American Catholic bishops showed Nov. 12 that the current pontificate has divided them on fighting abortion as a social justice priority, voting 143-69 to keep the issue “pre-eminent.”

Tuesday morning during the Fall General Assembly of the United States Conference of Catholic Bishops (USCCB), the bishops debated, and voted upon, a letter based on the USCCB’s document on political life, “Forming Consciences for Faithful Citizens.”

At issue was the letter’s insistence that the slaughter of the unborn remains the pre-eminent social justice priority for the USCCB. Bishop Robert W. McElroy of San Diego objected, saying, “It is not Catholic teaching that abortion is the pre-eminent issue that we face as the world in Catholic social teaching. It is not.”

McElroy also said he believes that saying the threat of abortion remains the USCCB’s “pre-eminent priority” is “at least discordant with the pope’s teaching if not inconsistent” and that it is a “grave disservice to our people if we’re trying to communicate to them what the Magisterium teaches.”

The bishop of San Diego was contradicted by Bishop Joseph Strickland of Tyler, Texas, and Archbishop Charles J. Chaput of Philadelphia. Strickland stated that the word “pre-eminent” must remain in the letter, and Chaput underscored that abortion is indeed the most important social issue of our time.

“I am against anyone stating that our saying it’s ‘pre-eminent’ is contrary to the teaching of a pope because that isn’t true,” Chaput said.

“It sets up an artificial battle between the Bishops’ Conference of the United States and the Holy Father which isn’t true,” he continued.

“So I don’t like the argument Bishop McElroy uses. It isn’t true, you know. We support the Holy Father completely. What he says is true. But I think it has been the very clearly articulated opinion of the bishops’ conference for many years that pro-life is still the pre-eminent issue. It doesn’t mean the others aren’t equal in dignity.”

The bishops applauded Archbishop Chaput’s intervention.

The debate began when Cardinal Blase J. Cupich of Chicago asked (see video here at 49:25) for an amendment to the short letter that would include the entire paragraph 101 from Pope Francis’s controversial 2018 apostolic exhortation Gaudete et Exsultate.

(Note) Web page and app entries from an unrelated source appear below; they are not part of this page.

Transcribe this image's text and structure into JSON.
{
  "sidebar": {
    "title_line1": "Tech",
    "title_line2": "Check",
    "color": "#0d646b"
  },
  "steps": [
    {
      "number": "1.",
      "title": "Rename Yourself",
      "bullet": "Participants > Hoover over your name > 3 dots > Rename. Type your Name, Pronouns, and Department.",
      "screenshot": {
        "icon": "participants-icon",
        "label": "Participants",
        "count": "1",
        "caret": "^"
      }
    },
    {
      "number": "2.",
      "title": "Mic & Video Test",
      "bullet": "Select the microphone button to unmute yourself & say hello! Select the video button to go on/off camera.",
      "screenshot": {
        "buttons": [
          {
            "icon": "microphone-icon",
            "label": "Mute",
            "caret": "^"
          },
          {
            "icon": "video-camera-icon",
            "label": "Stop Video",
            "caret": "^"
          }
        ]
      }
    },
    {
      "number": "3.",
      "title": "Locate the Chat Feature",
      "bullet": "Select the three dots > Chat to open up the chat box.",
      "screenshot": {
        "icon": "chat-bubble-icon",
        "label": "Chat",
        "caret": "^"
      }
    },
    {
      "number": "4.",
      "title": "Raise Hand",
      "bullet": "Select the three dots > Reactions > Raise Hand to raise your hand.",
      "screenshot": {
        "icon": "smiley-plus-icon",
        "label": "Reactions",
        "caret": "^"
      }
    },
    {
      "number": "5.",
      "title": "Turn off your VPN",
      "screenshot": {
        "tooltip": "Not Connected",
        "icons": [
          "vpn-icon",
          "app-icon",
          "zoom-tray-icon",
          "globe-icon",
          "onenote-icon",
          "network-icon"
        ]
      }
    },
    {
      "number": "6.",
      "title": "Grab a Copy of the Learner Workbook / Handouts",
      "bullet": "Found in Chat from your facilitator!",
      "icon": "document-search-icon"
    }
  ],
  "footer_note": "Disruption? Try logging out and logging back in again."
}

“[Francis] speaks about the need to make sure we avoid those kind of ideological frameworks that our society today is so paralyzed in our political discourse by, but also he wants to make sure as we see here that not only do we avoid that, but we engage one another,” Cupich said.

“He also makes sure we do not make one issue that a political party or group puts forward to the point where we’re going to ignore all the rest of them. And then he also names some that we don’t name in our document,” he continued.

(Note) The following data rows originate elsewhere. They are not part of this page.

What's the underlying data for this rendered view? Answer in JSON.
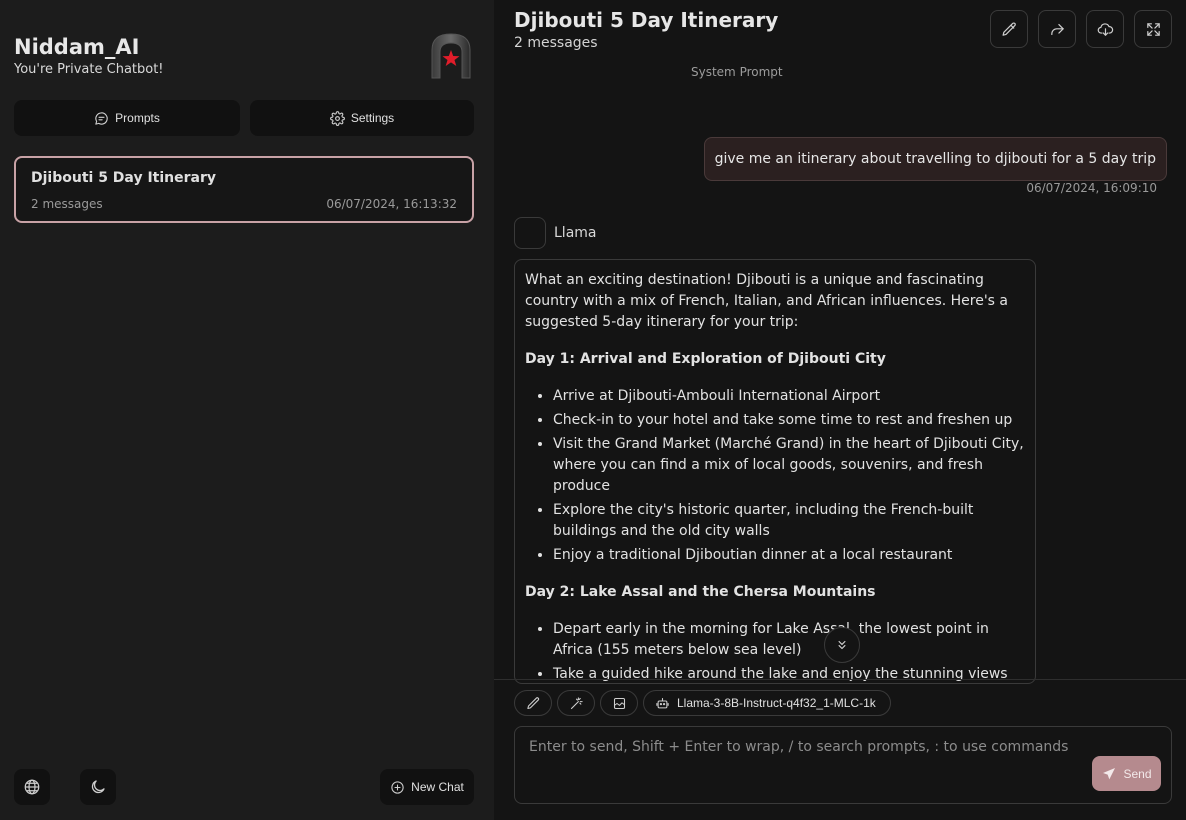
{
  "colors": {
    "sidebar_bg": "#1c1c1c",
    "main_bg": "#141414",
    "accent": "#c8a2a6",
    "send_button": "#b58a8e",
    "logo_red": "#e11d2a"
  },
  "sidebar": {
    "app_name": "Niddam_AI",
    "tagline": "You're Private Chatbot!",
    "logo_icon": "red-star-arch-icon",
    "prompts_label": "Prompts",
    "prompts_icon": "chat-bubble-icon",
    "settings_label": "Settings",
    "settings_icon": "gear-icon",
    "chats": [
      {
        "title": "Djibouti 5 Day Itinerary",
        "count": "2 messages",
        "date": "06/07/2024, 16:13:32"
      }
    ],
    "footer": {
      "language_icon": "globe-icon",
      "theme_icon": "moon-icon",
      "new_chat_icon": "plus-circle-icon",
      "new_chat_label": "New Chat"
    }
  },
  "header": {
    "title": "Djibouti 5 Day Itinerary",
    "message_count": "2 messages",
    "actions": [
      "pencil-icon",
      "share-icon",
      "cloud-download-icon",
      "fullscreen-icon"
    ]
  },
  "system_prompt_label": "System Prompt",
  "messages": {
    "user": {
      "text": "give me an itinerary about travelling to djibouti for a 5 day trip",
      "time": "06/07/2024, 16:09:10"
    },
    "assistant": {
      "name": "Llama",
      "intro": "What an exciting destination! Djibouti is a unique and fascinating country with a mix of French, Italian, and African influences. Here's a suggested 5-day itinerary for your trip:",
      "day1_heading": "Day 1: Arrival and Exploration of Djibouti City",
      "day1_items": [
        "Arrive at Djibouti-Ambouli International Airport",
        "Check-in to your hotel and take some time to rest and freshen up",
        "Visit the Grand Market (Marché Grand) in the heart of Djibouti City, where you can find a mix of local goods, souvenirs, and fresh produce",
        "Explore the city's historic quarter, including the French-built buildings and the old city walls",
        "Enjoy a traditional Djiboutian dinner at a local restaurant"
      ],
      "day2_heading": "Day 2: Lake Assal and the Chersa Mountains",
      "day2_items": [
        "Depart early in the morning for Lake Assal, the lowest point in Africa (155 meters below sea level)",
        "Take a guided hike around the lake and enjoy the stunning views of the surrounding landscape"
      ]
    }
  },
  "toolbar": {
    "tools": [
      "pencil-icon",
      "magic-wand-icon",
      "image-icon"
    ],
    "model_icon": "robot-icon",
    "model_name": "Llama-3-8B-Instruct-q4f32_1-MLC-1k"
  },
  "composer": {
    "placeholder": "Enter to send, Shift + Enter to wrap, / to search prompts, : to use commands",
    "value": "",
    "send_label": "Send",
    "send_icon": "paper-plane-icon"
  }
}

Cupich was particularly interested in including the final line of the paragraph: “We cannot uphold an ideal of holiness that would ignore injustice in a world where some revel, spend with abandon and live only for the latest consumer goods, even as others look on from afar, living their entire lives in abject poverty.”

The archbishop of Chicago cited the recent speech by the nuncio to the USA regarding the “Magisterium of Pope Francis.”

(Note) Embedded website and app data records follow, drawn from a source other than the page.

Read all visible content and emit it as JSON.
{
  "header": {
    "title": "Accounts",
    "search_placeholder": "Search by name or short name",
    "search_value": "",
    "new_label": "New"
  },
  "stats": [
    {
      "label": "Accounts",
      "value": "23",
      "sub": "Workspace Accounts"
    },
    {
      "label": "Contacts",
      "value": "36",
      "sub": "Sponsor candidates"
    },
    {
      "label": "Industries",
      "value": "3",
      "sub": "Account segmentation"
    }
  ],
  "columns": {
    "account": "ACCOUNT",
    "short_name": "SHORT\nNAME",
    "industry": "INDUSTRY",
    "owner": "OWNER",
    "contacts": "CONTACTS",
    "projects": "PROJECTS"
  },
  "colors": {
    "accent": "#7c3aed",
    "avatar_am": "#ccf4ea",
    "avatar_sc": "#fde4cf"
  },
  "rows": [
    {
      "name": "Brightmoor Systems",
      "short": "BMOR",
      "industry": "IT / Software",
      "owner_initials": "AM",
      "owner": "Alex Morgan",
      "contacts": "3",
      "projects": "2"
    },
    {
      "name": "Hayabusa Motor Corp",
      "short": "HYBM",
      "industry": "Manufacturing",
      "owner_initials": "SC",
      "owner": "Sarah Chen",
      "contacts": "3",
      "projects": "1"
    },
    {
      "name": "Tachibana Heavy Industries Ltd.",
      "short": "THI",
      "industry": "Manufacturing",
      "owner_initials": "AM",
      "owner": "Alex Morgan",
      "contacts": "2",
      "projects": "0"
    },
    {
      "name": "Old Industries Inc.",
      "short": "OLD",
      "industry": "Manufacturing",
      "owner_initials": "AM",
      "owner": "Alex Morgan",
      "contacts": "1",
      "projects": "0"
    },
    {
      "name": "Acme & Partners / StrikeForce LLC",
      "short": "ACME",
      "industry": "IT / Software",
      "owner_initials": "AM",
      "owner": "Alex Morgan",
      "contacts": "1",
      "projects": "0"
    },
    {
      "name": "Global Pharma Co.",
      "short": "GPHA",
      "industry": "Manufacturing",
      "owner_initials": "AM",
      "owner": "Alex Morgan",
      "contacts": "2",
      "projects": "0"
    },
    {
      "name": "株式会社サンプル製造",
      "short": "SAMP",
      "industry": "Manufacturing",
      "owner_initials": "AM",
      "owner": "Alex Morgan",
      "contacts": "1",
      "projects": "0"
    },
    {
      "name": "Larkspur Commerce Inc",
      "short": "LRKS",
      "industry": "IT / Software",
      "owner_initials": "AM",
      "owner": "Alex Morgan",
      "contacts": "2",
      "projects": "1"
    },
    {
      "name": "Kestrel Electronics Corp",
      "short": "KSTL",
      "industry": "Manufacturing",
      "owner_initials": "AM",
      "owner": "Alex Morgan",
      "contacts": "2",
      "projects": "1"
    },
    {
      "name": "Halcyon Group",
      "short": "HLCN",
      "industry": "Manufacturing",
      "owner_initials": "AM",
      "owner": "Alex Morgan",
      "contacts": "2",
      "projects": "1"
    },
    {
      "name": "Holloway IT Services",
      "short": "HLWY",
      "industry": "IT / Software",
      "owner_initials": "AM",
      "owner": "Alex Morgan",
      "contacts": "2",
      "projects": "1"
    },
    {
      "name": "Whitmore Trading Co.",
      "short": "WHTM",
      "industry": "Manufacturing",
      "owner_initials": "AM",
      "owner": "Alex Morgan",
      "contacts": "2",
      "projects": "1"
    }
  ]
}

“From my perspective it is making sure that we are, as we heard from the nuncio, looking at the particular Magisterium of Pope Francis for us in this very important document,” he said.

Archbishop José Gomez said that the drafting committee did not include the full passage from Gaudete et Exsultate because it asked for a brief document.

McElroy said he supported Cupich’s amendment for his reasons but also for another:

“What has been added to this letter that was not in the previous forms is a statement, I believe, that is at least discordant with the pope’s teaching if not inconsistent. The top of the second page of the letter, it says, ‘The threat of abortion remains our pre-eminent priority because it directly attacks life itself.’ This is taken from the previous statement, but I believe it is not in keeping with that quote from the Holy Father. And this ‘pre-eminent’ quote will be used to in fact undermine the point Pope Francis is making in that paragraph. So either we should get rid of ‘pre-eminent,’ or if we are going to keep ‘pre-eminent’ in there, let’s at least give the pope a fighting chance with his view to keep that whole paragraph in there because that’s where he articulates his vision of this very controversial question. This is the most important focal point of this letter… and it totally changes the nature of the letter because it will allow people to use it to say, ‘This does overcome all the other issues.’ It is not Catholic teaching that abortion is the pre-eminent issue that we face as the world in Catholic social teaching. It is not.”

The bishops were asked to vote to approve the text as presented by Gomez. Of the bishops, 143 voted yes, and 69 voted no. Four bishops abstained….

The above comes from a Nov. 12 story on LifeSiteNews.